■ ASSIGNED TASK: Every entry, from the first to the last, should be written out exactly.

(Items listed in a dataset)

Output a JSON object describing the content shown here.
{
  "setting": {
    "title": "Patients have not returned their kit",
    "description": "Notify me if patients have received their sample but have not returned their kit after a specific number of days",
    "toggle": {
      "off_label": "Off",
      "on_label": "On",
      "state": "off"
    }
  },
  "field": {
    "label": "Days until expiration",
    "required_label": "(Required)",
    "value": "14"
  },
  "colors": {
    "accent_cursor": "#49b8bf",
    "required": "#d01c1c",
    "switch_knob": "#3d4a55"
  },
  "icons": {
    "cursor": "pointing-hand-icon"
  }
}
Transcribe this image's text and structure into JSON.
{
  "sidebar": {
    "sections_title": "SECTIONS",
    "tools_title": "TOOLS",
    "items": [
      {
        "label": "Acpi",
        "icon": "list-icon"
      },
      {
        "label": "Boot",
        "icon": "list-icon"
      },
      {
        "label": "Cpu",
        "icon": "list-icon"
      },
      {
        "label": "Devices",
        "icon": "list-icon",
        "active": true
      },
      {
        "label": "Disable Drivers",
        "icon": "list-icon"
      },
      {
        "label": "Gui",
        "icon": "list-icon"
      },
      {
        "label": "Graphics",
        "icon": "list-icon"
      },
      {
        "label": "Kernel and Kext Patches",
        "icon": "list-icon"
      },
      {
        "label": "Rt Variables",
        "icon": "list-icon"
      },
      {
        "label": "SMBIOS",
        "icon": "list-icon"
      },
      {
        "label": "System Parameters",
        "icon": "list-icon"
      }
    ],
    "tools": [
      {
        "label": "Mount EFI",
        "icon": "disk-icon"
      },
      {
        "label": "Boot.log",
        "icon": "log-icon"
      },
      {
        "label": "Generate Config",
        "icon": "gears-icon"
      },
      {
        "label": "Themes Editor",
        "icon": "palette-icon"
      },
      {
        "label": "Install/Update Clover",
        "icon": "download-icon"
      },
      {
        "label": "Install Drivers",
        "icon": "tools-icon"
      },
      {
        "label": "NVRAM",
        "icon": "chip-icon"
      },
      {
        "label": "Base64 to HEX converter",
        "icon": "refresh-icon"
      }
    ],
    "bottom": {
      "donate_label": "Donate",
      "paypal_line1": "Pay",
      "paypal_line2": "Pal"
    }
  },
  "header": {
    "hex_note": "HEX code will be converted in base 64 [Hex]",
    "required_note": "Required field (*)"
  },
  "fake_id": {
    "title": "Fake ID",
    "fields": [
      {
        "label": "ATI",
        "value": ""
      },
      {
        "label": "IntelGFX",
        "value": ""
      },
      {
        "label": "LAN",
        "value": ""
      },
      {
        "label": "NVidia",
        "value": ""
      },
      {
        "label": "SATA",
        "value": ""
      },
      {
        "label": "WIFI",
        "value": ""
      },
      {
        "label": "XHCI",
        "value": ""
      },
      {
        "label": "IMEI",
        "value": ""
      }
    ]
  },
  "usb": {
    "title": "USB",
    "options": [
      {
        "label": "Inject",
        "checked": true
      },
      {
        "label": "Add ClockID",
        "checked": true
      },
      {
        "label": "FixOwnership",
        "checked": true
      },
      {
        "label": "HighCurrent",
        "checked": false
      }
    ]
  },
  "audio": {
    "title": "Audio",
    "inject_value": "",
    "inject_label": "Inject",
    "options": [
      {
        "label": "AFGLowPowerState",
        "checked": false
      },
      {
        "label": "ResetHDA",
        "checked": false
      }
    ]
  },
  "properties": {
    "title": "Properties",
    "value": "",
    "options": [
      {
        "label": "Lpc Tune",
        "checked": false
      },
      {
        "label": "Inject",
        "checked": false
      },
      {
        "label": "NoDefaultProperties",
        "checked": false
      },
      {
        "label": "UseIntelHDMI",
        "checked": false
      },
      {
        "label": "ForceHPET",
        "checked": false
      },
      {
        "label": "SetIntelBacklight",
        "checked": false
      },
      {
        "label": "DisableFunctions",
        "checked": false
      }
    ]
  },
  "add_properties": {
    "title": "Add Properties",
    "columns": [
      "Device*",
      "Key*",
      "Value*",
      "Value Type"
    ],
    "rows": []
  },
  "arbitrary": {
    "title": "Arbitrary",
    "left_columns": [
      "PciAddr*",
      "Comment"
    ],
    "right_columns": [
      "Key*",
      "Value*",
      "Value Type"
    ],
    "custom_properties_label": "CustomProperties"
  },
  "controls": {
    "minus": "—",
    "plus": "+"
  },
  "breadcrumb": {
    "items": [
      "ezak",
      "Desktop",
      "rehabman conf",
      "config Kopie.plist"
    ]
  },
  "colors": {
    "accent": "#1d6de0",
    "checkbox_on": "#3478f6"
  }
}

■ WORKED SOLUTION:
Output a JSON object describing the content shown here.
{
  "setting": {
    "title": "Patients have not returned their kit",
    "description": "Notify me if patients have received their sample but have not returned their kit after a specific number of days",
    "toggle": {
      "off_label": "Off",
      "on_label": "On",
      "state": "off"
    }
  },
  "field": {
    "label": "Days until expiration",
    "required_label": "(Required)",
    "value": "14"
  },
  "colors": {
    "accent_cursor": "#49b8bf",
    "required": "#d01c1c",
    "switch_knob": "#3d4a55"
  },
  "icons": {
    "cursor": "pointing-hand-icon"
  }
}
Transcribe this image's text and structure into JSON.
{
  "sidebar": {
    "sections_title": "SECTIONS",
    "tools_title": "TOOLS",
    "items": [
      {
        "label": "Acpi",
        "icon": "list-icon"
      },
      {
        "label": "Boot",
        "icon": "list-icon"
      },
      {
        "label": "Cpu",
        "icon": "list-icon"
      },
      {
        "label": "Devices",
        "icon": "list-icon",
        "active": true
      },
      {
        "label": "Disable Drivers",
        "icon": "list-icon"
      },
      {
        "label": "Gui",
        "icon": "list-icon"
      },
      {
        "label": "Graphics",
        "icon": "list-icon"
      },
      {
        "label": "Kernel and Kext Patches",
        "icon": "list-icon"
      },
      {
        "label": "Rt Variables",
        "icon": "list-icon"
      },
      {
        "label": "SMBIOS",
        "icon": "list-icon"
      },
      {
        "label": "System Parameters",
        "icon": "list-icon"
      }
    ],
    "tools": [
      {
        "label": "Mount EFI",
        "icon": "disk-icon"
      },
      {
        "label": "Boot.log",
        "icon": "log-icon"
      },
      {
        "label": "Generate Config",
        "icon": "gears-icon"
      },
      {
        "label": "Themes Editor",
        "icon": "palette-icon"
      },
      {
        "label": "Install/Update Clover",
        "icon": "download-icon"
      },
      {
        "label": "Install Drivers",
        "icon": "tools-icon"
      },
      {
        "label": "NVRAM",
        "icon": "chip-icon"
      },
      {
        "label": "Base64 to HEX converter",
        "icon": "refresh-icon"
      }
    ],
    "bottom": {
      "donate_label": "Donate",
      "paypal_line1": "Pay",
      "paypal_line2": "Pal"
    }
  },
  "header": {
    "hex_note": "HEX code will be converted in base 64 [Hex]",
    "required_note": "Required field (*)"
  },
  "fake_id": {
    "title": "Fake ID",
    "fields": [
      {
        "label": "ATI",
        "value": ""
      },
      {
        "label": "IntelGFX",
        "value": ""
      },
      {
        "label": "LAN",
        "value": ""
      },
      {
        "label": "NVidia",
        "value": ""
      },
      {
        "label": "SATA",
        "value": ""
      },
      {
        "label": "WIFI",
        "value": ""
      },
      {
        "label": "XHCI",
        "value": ""
      },
      {
        "label": "IMEI",
        "value": ""
      }
    ]
  },
  "usb": {
    "title": "USB",
    "options": [
      {
        "label": "Inject",
        "checked": true
      },
      {
        "label": "Add ClockID",
        "checked": true
      },
      {
        "label": "FixOwnership",
        "checked": true
      },
      {
        "label": "HighCurrent",
        "checked": false
      }
    ]
  },
  "audio": {
    "title": "Audio",
    "inject_value": "",
    "inject_label": "Inject",
    "options": [
      {
        "label": "AFGLowPowerState",
        "checked": false
      },
      {
        "label": "ResetHDA",
        "checked": false
      }
    ]
  },
  "properties": {
    "title": "Properties",
    "value": "",
    "options": [
      {
        "label": "Lpc Tune",
        "checked": false
      },
      {
        "label": "Inject",
        "checked": false
      },
      {
        "label": "NoDefaultProperties",
        "checked": false
      },
      {
        "label": "UseIntelHDMI",
        "checked": false
      },
      {
        "label": "ForceHPET",
        "checked": false
      },
      {
        "label": "SetIntelBacklight",
        "checked": false
      },
      {
        "label": "DisableFunctions",
        "checked": false
      }
    ]
  },
  "add_properties": {
    "title": "Add Properties",
    "columns": [
      "Device*",
      "Key*",
      "Value*",
      "Value Type"
    ],
    "rows": []
  },
  "arbitrary": {
    "title": "Arbitrary",
    "left_columns": [
      "PciAddr*",
      "Comment"
    ],
    "right_columns": [
      "Key*",
      "Value*",
      "Value Type"
    ],
    "custom_properties_label": "CustomProperties"
  },
  "controls": {
    "minus": "—",
    "plus": "+"
  },
  "breadcrumb": {
    "items": [
      "ezak",
      "Desktop",
      "rehabman conf",
      "config Kopie.plist"
    ]
  },
  "colors": {
    "accent": "#1d6de0",
    "checkbox_on": "#3478f6"
  }
}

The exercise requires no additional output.